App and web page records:
______
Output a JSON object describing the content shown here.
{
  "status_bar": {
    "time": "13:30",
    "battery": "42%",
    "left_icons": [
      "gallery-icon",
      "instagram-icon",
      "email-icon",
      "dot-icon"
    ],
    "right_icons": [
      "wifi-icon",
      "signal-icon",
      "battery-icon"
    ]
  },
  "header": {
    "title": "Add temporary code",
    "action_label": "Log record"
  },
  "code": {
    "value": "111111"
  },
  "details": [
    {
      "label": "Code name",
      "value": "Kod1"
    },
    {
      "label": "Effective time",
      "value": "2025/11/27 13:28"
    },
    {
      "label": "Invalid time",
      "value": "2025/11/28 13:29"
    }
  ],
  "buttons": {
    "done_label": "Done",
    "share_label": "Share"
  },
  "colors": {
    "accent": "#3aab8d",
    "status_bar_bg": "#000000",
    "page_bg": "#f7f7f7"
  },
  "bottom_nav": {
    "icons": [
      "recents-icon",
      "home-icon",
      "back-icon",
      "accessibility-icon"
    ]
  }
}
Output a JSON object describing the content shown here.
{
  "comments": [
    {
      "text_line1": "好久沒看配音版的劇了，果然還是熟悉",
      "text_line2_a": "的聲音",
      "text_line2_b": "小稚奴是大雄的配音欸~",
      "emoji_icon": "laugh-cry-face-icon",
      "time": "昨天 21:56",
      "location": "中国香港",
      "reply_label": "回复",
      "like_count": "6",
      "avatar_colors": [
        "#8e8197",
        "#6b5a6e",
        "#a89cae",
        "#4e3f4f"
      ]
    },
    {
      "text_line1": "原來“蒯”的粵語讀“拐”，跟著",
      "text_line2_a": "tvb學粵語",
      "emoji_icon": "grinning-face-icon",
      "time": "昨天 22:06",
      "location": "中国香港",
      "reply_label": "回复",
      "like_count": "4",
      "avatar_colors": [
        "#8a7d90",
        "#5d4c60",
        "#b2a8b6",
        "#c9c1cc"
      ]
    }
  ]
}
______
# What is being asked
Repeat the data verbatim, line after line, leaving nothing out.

# Answer space
Output a JSON object describing the content shown here.
{
  "status_bar": {
    "time": "13:30",
    "battery": "42%",
    "left_icons": [
      "gallery-icon",
      "instagram-icon",
      "email-icon",
      "dot-icon"
    ],
    "right_icons": [
      "wifi-icon",
      "signal-icon",
      "battery-icon"
    ]
  },
  "header": {
    "title": "Add temporary code",
    "action_label": "Log record"
  },
  "code": {
    "value": "111111"
  },
  "details": [
    {
      "label": "Code name",
      "value": "Kod1"
    },
    {
      "label": "Effective time",
      "value": "2025/11/27 13:28"
    },
    {
      "label": "Invalid time",
      "value": "2025/11/28 13:29"
    }
  ],
  "buttons": {
    "done_label": "Done",
    "share_label": "Share"
  },
  "colors": {
    "accent": "#3aab8d",
    "status_bar_bg": "#000000",
    "page_bg": "#f7f7f7"
  },
  "bottom_nav": {
    "icons": [
      "recents-icon",
      "home-icon",
      "back-icon",
      "accessibility-icon"
    ]
  }
}
Output a JSON object describing the content shown here.
{
  "comments": [
    {
      "text_line1": "好久沒看配音版的劇了，果然還是熟悉",
      "text_line2_a": "的聲音",
      "text_line2_b": "小稚奴是大雄的配音欸~",
      "emoji_icon": "laugh-cry-face-icon",
      "time": "昨天 21:56",
      "location": "中国香港",
      "reply_label": "回复",
      "like_count": "6",
      "avatar_colors": [
        "#8e8197",
        "#6b5a6e",
        "#a89cae",
        "#4e3f4f"
      ]
    },
    {
      "text_line1": "原來“蒯”的粵語讀“拐”，跟著",
      "text_line2_a": "tvb學粵語",
      "emoji_icon": "grinning-face-icon",
      "time": "昨天 22:06",
      "location": "中国香港",
      "reply_label": "回复",
      "like_count": "4",
      "avatar_colors": [
        "#8a7d90",
        "#5d4c60",
        "#b2a8b6",
        "#c9c1cc"
      ]
    }
  ]
}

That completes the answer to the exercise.